Now you see it, and now you don’t. LG has finally put up its first-ever rollable TV on sale, which, when bought will set you back by $87,000. The device is now available across some stores in South Korea, where it will be priced at 100 million won.
LG has finally announced that its world-first rollable TV is finally going on sale, at seven consumer electronics stores across South Korea. The 65-inch LG Signature OLED R is built around a flexible OLED panel. Buyers will be able to choose between four colors for the wool speaker cover, and the aluminum base can be personalized with an engraving.
The winner of numerous tech awards at the 2020 CES, recognized for its excellence in design and technology, LG has described the model as “the most innovative development in television technology in decades.” Because of its flexible nature, the TV can retract partially or fully into its base, adapting to different aspect ratios or hiding the panel completely when not in use.
Also boasting a spot-on contrast, the LG OLED TV is unique, due to its self-lit technology in which over 100 million self-lit sub-pixels come together to deliver stunning visuals.
LG’s innovative design lets your TV appear when you need it, and disappear when you don’t. The device sports three different viewing choices as per your demand. These three modes include: Full View to enjoy movies, Line View for music, or Zero View to keep the TV nicely hidden, to suit your architecture.
Promising an exclusive viewing experience, the company has also showcased a unique processor- the α9 Gen3 AI. which features deep learning algorithms and analyzes the on-screen content to deliver content as its most immersive. All adjustments are automatic, enhanced for the ultimate picture and sound, to make every viewing a spectacular one.
LG’s LG ThinQ AI also allows simple command and control of your Home IoT ecosystem with natural voice recognition, without a remote, along with Google Assistant and Amazon Alexa built-in.

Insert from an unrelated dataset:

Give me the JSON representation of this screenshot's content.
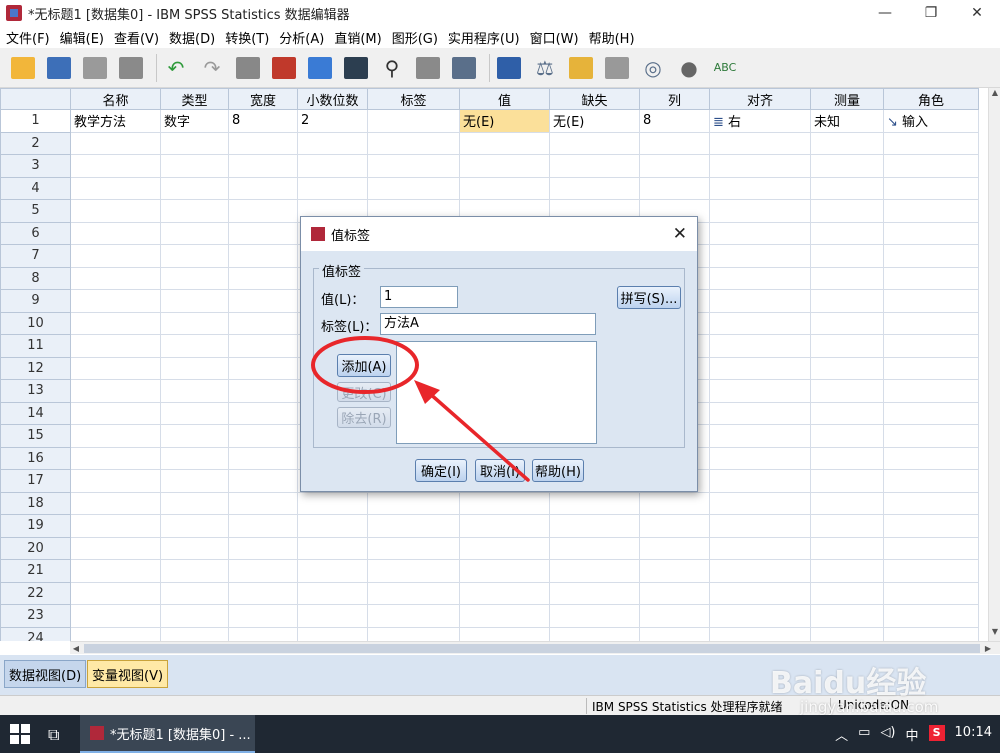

“LG’s exquisite creation liberates users from the limitations of the wall, enabling owners to curate their living environment without having to permanently set aside space for a large, black screen that is only useful when turned on,” the company said in a statement.